# How to aggregate the normal distributions of two Kalman populations?

Suppose I have the following Bayesian Network: It's given by the following probability distributions:

\begin{aligned}X_1&\sim \mathcal N(\mu, \delta^2)\\ \forall i, 2\leq i\leq n: X_i|X_{i-1}&\sim \mathcal N(x_{i-1}, \lambda^2)\\ \forall i, 1\leq i\leq n: Z_i|X_i&\sim\mathcal N(x_{i}, \sigma_i^2) \end{aligned}

In the above, $$Z_i$$ is actually the mean of various observations drawn from $$X_i$$, such that the distribution of each draw is also normal and has mean $$x_i$$ and variance $$\sigma^2$$ (and therefore $$\sigma_i^2$$ is actually just $$\sigma^2 / I_i$$, where $$I_i$$ is the number of observations/draws made).

If I define:

\begin{aligned} \lambda_0^2 &= 0 \\ \delta_0^2 &= \delta^2 \\ \mu_0 &= \mu \\ \forall i, 1 \leq i \leq n : \lambda_i^2 &= \lambda^2 \\ \forall i, 1 \leq i \leq n : \delta_i^2 &= \left(\frac{I_i}{\sigma^2} + \frac {1}{\lambda_{i-1}^2 + \delta_{i-1}^2}\right)^{-1} \\ \forall i, 1 \leq i \leq n : \alpha_i &= \frac {I_i}{I_i + \sigma^2 / \left(\lambda_{i-1}^2 + \delta_{i-1}^2\right)} \\ \forall i, 1 \leq i \leq n : \mu_i &= \alpha_i * z_i + (1 - \alpha_i) * \mu_{i-1} \end{aligned}

Then it follows that:

$$\forall i, 1 \leq i \leq n : X_i | \pmb Z_{j \leq i} \sim \mathcal N (\mu_i, \delta_i^2)$$

Where $$\pmb Z_{j \leq i}$$ is the vector containing all the observations of the $$Z_j$$ up to and including $$Z_i$$. Therefore, if I want to reason about the hidden variable $$X_n$$ based on a vector of observations $$\pmb Z_{j \leq n}$$, my best point estimate for its value is the $$\mu_n$$ given by the above recursive relations.
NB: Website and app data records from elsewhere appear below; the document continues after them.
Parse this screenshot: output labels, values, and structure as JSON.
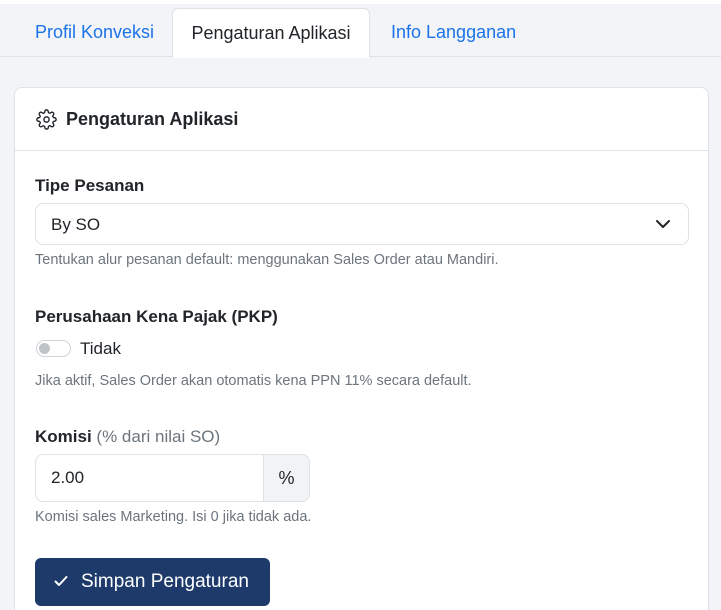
{
  "tabs": [
    {
      "label": "Profil Konveksi",
      "active": false
    },
    {
      "label": "Pengaturan Aplikasi",
      "active": true
    },
    {
      "label": "Info Langganan",
      "active": false
    }
  ],
  "card": {
    "title": "Pengaturan Aplikasi",
    "header_icon": "gear-icon"
  },
  "order_type": {
    "label": "Tipe Pesanan",
    "value": "By SO",
    "help": "Tentukan alur pesanan default: menggunakan Sales Order atau Mandiri."
  },
  "pkp": {
    "label": "Perusahaan Kena Pajak (PKP)",
    "toggle_on": false,
    "toggle_label": "Tidak",
    "help": "Jika aktif, Sales Order akan otomatis kena PPN 11% secara default."
  },
  "commission": {
    "label": "Komisi",
    "label_suffix": "(% dari nilai SO)",
    "value": "2.00",
    "unit": "%",
    "help": "Komisi sales Marketing. Isi 0 jika tidak ada."
  },
  "save_button": {
    "label": "Simpan Pengaturan",
    "icon": "check-icon"
  },
  "colors": {
    "accent": "#1a73e8",
    "button": "#1d3a6b",
    "muted": "#6c757d"
  }
}
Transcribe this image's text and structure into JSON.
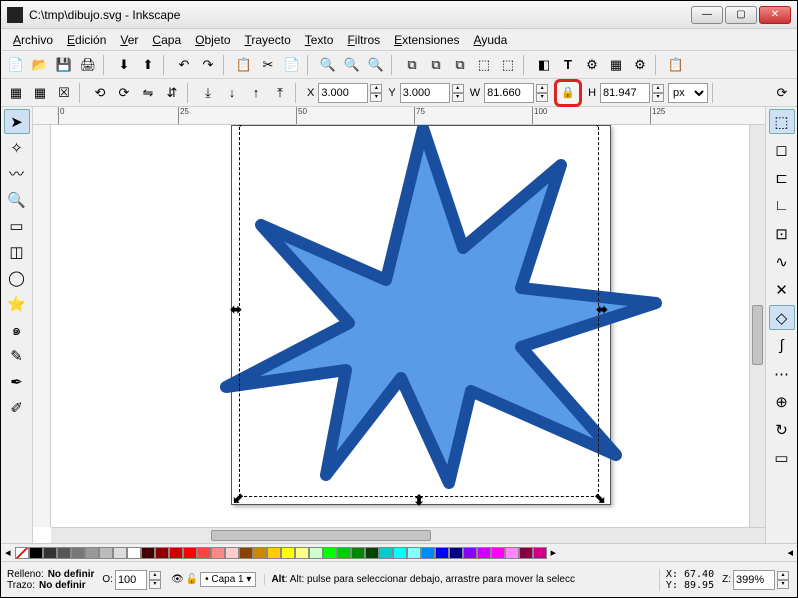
{
  "title": "C:\\tmp\\dibujo.svg - Inkscape",
  "menu": [
    "Archivo",
    "Edición",
    "Ver",
    "Capa",
    "Objeto",
    "Trayecto",
    "Texto",
    "Filtros",
    "Extensiones",
    "Ayuda"
  ],
  "coords": {
    "X": "3.000",
    "Y": "3.000",
    "W": "81.660",
    "H": "81.947"
  },
  "unit": "px",
  "palette_colors": [
    "none",
    "#000",
    "#333",
    "#555",
    "#777",
    "#999",
    "#bbb",
    "#ddd",
    "#fff",
    "#400",
    "#800",
    "#c00",
    "#f00",
    "#f44",
    "#f88",
    "#fcc",
    "#840",
    "#c80",
    "#fc0",
    "#ff0",
    "#ff8",
    "#cfc",
    "#0f0",
    "#0c0",
    "#080",
    "#040",
    "#0cc",
    "#0ff",
    "#8ff",
    "#08f",
    "#00f",
    "#008",
    "#80f",
    "#c0f",
    "#f0f",
    "#f8f",
    "#804",
    "#c08"
  ],
  "status": {
    "fill_label": "Relleno:",
    "fill_value": "No definir",
    "stroke_label": "Trazo:",
    "stroke_value": "No definir",
    "opacity_label": "O:",
    "opacity": "100",
    "layer": "Capa 1",
    "message": "Alt: pulse para seleccionar debajo, arrastre para mover la selecc",
    "X_label": "X:",
    "X": "67.40",
    "Y_label": "Y:",
    "Y": "89.95",
    "Z_label": "Z:",
    "Z": "399%"
  },
  "ruler_ticks": [
    {
      "p": 25,
      "l": "0"
    },
    {
      "p": 145,
      "l": "25"
    },
    {
      "p": 263,
      "l": "50"
    },
    {
      "p": 381,
      "l": "75"
    },
    {
      "p": 499,
      "l": "100"
    },
    {
      "p": 617,
      "l": "125"
    }
  ]
}
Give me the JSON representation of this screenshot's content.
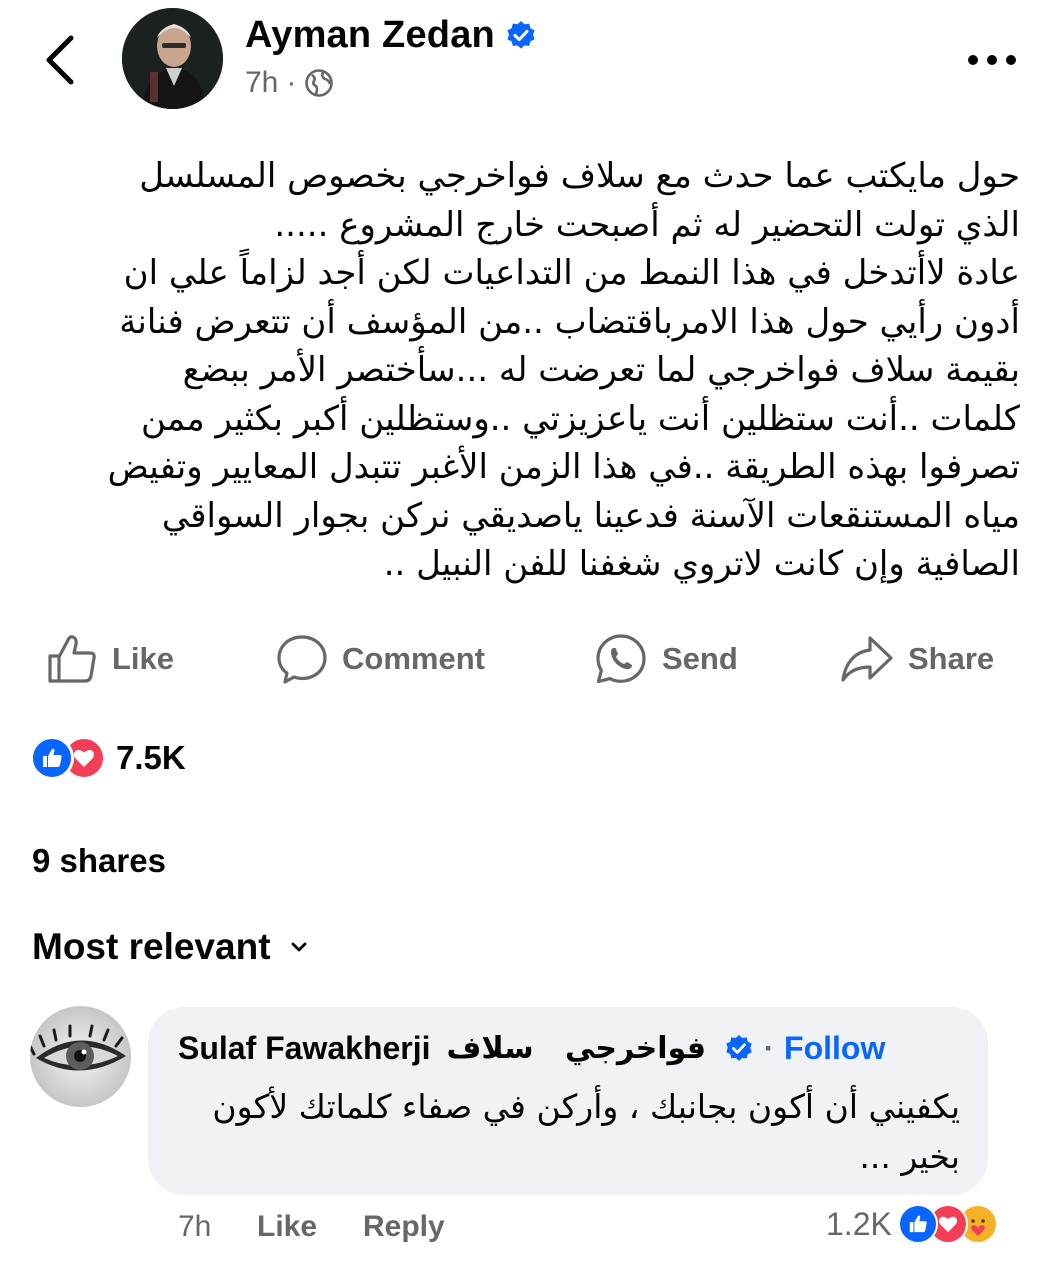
{
  "header": {
    "author_name": "Ayman Zedan",
    "verified": true,
    "time": "7h",
    "separator": "·",
    "audience_icon": "globe-icon",
    "more_icon": "more-horizontal-icon",
    "back_icon": "chevron-left-icon"
  },
  "post": {
    "lines": [
      "حول مايكتب عما حدث مع سلاف فواخرجي بخصوص المسلسل",
      "الذي تولت التحضير له ثم أصبحت خارج المشروع .....",
      "عادة لاأتدخل في هذا النمط من التداعيات لكن أجد لزاماً علي ان",
      "أدون رأيي حول هذا الامرباقتضاب ..من المؤسف أن تتعرض فنانة",
      "بقيمة سلاف فواخرجي لما تعرضت له ...سأختصر الأمر ببضع",
      "كلمات ..أنت ستظلين أنت ياعزيزتي ..وستظلين أكبر بكثير ممن",
      "تصرفوا بهذه الطريقة ..في هذا الزمن الأغبر تتبدل المعايير وتفيض",
      "مياه المستنقعات الآسنة فدعينا ياصديقي نركن بجوار السواقي",
      "الصافية وإن كانت  لاتروي شغفنا للفن النبيل .."
    ]
  },
  "actions": {
    "like": "Like",
    "comment": "Comment",
    "send": "Send",
    "share": "Share"
  },
  "stats": {
    "reaction_count": "7.5K",
    "shares": "9 shares"
  },
  "sort": {
    "label": "Most relevant",
    "icon": "chevron-down-icon"
  },
  "comment": {
    "author": "Sulaf Fawakherji",
    "author_ar_1": "فواخرجي",
    "author_ar_2": "سلاف",
    "verified": true,
    "dot": "·",
    "follow": "Follow",
    "lines": [
      "يكفيني أن أكون بجانبك ، وأركن في صفاء كلماتك لأكون",
      "بخير ..."
    ],
    "time": "7h",
    "like": "Like",
    "reply": "Reply",
    "reaction_count": "1.2K"
  },
  "colors": {
    "primary_text": "#050505",
    "secondary_text": "#65676b",
    "link_blue": "#0866ff",
    "verified_blue": "#0866ff",
    "bubble_bg": "#f0f2f5",
    "love_red": "#f33e58",
    "care_yellow": "#f7b125"
  }
}
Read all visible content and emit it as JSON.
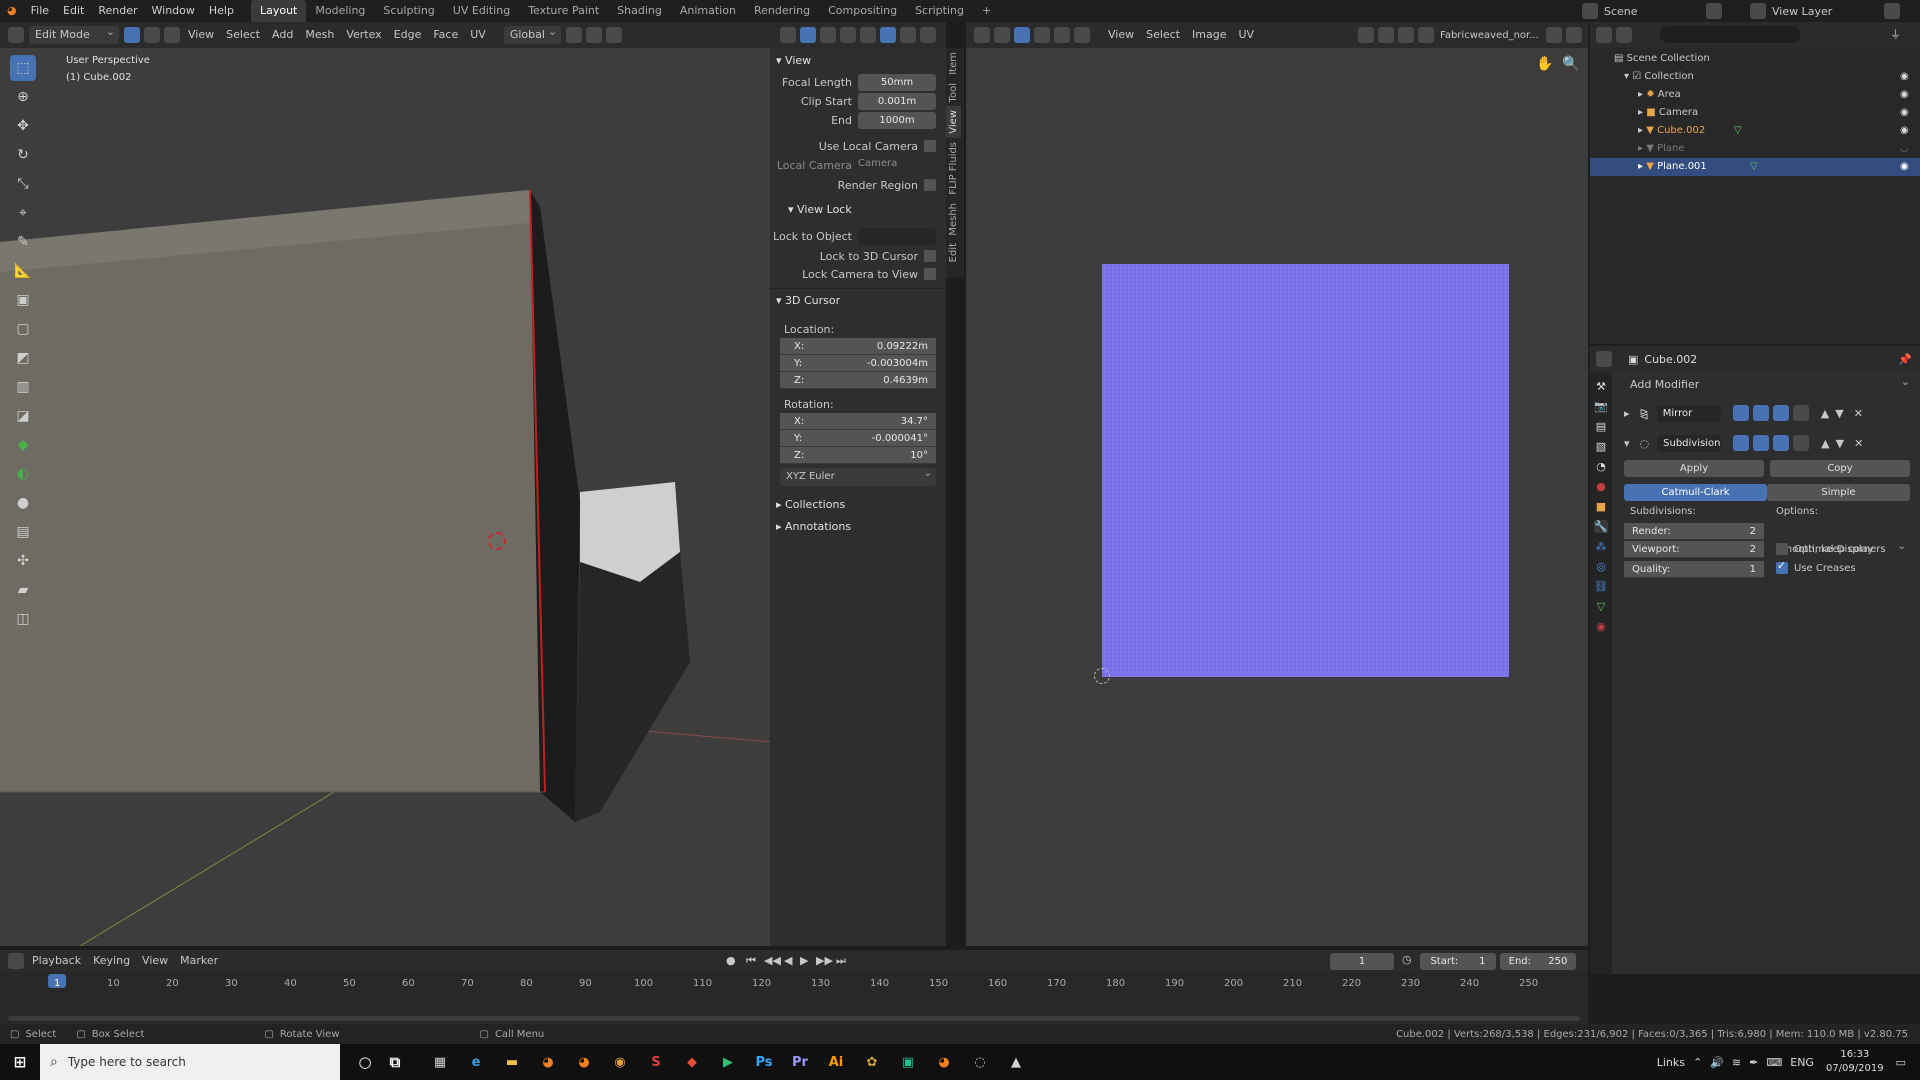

What I want to estimate, however, is not $$X_n$$ but rather $$X_{n + 1}$$. The definition of the problem, in which the $$X_i$$ are performing a random walk, means that:

$$\mathbb E[X_{n+1}|\pmb Z_{j \leq n}] = \mathbb E[X_{n}|\pmb Z_{j \leq n}] = \mu_n$$

So this is sufficient for my purposes.

Now suppose that, for $$\Delta^2 = \delta^2$$, I have a similar Bayesian network for $$A_i$$ and $$B_i$$ with:

\begin{aligned}A_1&\sim \mathcal N(\nu, \Delta^2)\\ \forall i, 2\leq i\leq n: A_i|A_{i-1}&\sim \mathcal N(a_{i-1}, \lambda^2)\\ \forall i, 1\leq i\leq n: B_i|A_i&\sim\mathcal N(a_{i}, \sigma^2 / J_i) \end{aligned}

Then I can similarly define $$\nu_i$$ and $$\Delta_i$$ such that:

$$\forall i, 1 \leq i \leq n : A_i | \pmb B_{j \leq i} \sim \mathcal N (\nu_i, \Delta_i^2)$$

And once again, it is the case that:

$$\mathbb E[A_{n+1}|\pmb B_{j \leq n}] = \mathbb E[A_{n}|\pmb B_{j \leq n}] = \nu_n$$

If I were to combine the two populations $$Z_n$$ and $$B_n$$ to find their aggregate estimated mean, it would be given by:

$$\frac {I_n * \mu_n + J_n * \nu_n}{I_n + J_n}$$

What if, however, I want to estimate the mean of the next step of this chain, i.e. of the population of observations given by $$Z_{n+1}$$ and $$B_{n+1}$$? Is it the same? Do I have to also have a model for the evolution of the $$I_i$$ and $$J_i$$?